Take each line of the listing that has the string "accent" and report it.

··· RECORD EXCERPTS ···

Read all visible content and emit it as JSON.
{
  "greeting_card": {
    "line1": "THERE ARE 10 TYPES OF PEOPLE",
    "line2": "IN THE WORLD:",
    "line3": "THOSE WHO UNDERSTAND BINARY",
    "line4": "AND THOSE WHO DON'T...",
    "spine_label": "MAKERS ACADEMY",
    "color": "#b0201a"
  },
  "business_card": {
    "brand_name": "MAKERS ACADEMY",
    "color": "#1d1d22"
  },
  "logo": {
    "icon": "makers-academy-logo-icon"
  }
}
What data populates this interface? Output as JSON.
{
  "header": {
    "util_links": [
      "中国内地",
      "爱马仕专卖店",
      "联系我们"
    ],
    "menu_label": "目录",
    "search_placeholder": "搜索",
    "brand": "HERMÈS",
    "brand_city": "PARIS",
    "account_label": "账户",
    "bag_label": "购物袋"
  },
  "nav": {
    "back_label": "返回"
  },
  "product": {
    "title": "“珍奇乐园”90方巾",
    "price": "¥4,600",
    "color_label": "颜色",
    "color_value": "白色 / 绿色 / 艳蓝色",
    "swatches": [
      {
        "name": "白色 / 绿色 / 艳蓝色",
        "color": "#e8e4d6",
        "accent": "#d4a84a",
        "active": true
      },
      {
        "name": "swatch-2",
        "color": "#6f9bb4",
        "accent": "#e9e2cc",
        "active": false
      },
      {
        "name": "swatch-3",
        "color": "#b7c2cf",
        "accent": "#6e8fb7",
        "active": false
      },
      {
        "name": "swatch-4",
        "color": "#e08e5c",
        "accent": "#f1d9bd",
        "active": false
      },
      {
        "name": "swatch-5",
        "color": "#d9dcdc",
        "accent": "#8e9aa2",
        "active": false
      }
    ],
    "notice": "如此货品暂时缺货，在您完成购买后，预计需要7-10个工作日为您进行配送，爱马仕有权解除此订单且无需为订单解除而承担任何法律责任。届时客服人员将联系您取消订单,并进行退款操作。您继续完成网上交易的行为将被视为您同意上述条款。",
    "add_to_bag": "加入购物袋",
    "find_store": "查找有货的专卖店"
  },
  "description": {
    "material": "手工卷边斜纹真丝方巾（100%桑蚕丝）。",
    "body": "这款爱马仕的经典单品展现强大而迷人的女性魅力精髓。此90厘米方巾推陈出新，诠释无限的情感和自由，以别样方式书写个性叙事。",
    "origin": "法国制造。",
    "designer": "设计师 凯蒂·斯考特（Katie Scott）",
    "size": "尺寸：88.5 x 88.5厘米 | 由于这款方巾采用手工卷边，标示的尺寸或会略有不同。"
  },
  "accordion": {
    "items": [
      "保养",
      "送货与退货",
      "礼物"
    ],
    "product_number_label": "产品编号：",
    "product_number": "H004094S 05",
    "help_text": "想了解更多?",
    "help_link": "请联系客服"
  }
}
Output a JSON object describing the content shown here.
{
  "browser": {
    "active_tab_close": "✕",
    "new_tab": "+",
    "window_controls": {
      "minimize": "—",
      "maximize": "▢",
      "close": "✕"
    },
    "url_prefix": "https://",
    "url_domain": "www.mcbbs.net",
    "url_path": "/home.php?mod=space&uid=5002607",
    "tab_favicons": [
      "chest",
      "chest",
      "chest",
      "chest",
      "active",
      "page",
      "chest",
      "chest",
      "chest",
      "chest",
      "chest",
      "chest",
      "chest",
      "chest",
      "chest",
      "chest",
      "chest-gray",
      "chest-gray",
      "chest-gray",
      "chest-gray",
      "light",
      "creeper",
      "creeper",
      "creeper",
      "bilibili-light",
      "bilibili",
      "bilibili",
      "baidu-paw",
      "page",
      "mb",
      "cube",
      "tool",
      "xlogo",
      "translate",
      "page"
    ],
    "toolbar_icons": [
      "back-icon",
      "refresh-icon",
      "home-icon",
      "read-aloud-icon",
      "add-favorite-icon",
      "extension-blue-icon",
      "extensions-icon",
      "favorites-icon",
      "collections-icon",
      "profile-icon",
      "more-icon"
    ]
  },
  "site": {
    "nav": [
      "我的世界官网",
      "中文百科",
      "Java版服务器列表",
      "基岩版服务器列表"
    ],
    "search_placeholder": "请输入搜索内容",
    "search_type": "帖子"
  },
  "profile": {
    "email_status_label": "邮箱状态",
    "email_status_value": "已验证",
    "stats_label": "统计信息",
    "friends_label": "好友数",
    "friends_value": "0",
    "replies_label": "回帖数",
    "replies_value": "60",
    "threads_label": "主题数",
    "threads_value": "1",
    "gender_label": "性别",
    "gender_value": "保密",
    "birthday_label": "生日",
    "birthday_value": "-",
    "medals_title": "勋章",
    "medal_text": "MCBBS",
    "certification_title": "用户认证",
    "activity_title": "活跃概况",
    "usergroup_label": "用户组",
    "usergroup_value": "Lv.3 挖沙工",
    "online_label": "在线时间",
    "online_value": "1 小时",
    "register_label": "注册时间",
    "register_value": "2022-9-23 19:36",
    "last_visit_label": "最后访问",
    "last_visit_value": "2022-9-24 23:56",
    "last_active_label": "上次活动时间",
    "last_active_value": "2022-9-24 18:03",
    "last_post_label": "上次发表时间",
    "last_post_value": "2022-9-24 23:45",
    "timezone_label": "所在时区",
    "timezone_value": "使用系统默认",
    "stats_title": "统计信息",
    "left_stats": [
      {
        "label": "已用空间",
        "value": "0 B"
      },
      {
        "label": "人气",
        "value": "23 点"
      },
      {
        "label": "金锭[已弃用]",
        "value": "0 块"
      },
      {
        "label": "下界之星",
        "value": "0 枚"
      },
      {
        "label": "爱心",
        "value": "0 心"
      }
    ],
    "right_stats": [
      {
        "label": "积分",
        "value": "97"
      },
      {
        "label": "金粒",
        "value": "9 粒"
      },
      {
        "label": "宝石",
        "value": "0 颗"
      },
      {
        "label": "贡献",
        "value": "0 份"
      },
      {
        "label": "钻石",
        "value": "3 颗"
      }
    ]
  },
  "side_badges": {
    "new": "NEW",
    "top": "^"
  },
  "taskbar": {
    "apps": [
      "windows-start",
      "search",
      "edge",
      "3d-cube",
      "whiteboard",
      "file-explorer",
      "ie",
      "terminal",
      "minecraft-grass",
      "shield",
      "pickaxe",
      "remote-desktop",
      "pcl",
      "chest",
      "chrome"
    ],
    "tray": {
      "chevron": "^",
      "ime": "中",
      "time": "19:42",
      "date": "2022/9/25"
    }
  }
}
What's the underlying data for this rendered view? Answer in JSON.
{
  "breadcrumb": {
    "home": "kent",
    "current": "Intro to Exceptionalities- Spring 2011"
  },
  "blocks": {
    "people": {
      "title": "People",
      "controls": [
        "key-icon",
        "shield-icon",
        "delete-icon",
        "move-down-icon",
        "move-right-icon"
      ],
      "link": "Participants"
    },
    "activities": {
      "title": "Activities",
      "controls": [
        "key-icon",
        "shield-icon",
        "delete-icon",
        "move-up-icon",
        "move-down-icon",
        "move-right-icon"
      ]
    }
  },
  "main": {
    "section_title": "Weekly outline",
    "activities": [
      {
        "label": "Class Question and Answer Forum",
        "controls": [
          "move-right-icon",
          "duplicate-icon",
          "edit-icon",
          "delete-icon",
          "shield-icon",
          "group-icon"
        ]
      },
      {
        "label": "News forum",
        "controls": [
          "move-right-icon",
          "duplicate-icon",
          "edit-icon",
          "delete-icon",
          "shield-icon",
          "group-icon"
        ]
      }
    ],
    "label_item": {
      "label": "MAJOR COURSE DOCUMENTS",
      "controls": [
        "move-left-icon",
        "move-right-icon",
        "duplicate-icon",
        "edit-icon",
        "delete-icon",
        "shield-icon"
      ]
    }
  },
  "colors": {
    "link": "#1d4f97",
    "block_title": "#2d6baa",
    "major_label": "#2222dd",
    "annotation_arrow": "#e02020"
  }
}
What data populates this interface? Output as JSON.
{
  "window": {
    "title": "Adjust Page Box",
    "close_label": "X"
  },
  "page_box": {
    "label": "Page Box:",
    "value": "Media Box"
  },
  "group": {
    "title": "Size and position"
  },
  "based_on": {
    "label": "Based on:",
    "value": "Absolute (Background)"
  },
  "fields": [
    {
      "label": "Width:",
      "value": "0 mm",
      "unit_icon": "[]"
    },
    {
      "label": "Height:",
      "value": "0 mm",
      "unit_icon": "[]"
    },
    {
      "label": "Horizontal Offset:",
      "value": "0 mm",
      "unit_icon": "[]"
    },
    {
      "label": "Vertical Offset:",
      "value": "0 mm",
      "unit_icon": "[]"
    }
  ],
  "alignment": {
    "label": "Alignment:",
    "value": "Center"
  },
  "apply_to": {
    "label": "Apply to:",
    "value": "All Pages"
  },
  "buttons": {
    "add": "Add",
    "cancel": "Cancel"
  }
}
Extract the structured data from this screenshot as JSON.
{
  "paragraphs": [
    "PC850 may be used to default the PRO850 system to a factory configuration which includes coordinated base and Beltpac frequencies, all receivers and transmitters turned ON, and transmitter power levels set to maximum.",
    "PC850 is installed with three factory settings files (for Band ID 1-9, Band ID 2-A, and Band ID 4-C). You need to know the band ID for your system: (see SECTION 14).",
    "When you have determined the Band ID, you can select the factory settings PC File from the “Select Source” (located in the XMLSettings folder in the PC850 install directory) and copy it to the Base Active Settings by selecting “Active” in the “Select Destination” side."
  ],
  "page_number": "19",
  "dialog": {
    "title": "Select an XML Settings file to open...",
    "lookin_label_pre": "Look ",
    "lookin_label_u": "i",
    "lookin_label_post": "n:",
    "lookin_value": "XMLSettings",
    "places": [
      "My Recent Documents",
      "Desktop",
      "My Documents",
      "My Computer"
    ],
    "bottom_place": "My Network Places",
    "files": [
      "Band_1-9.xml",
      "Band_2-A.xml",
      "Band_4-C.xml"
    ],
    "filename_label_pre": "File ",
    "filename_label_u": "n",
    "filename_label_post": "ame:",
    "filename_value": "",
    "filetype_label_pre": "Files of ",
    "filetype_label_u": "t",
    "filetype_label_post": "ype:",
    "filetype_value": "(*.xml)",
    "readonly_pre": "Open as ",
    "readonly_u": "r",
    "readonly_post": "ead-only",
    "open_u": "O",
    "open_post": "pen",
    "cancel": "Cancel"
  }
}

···

ANSWER AREA:
        "accent": "#d4a84a",
        "accent": "#e9e2cc",
        "accent": "#6e8fb7",
        "accent": "#f1d9bd",
        "accent": "#8e9aa2",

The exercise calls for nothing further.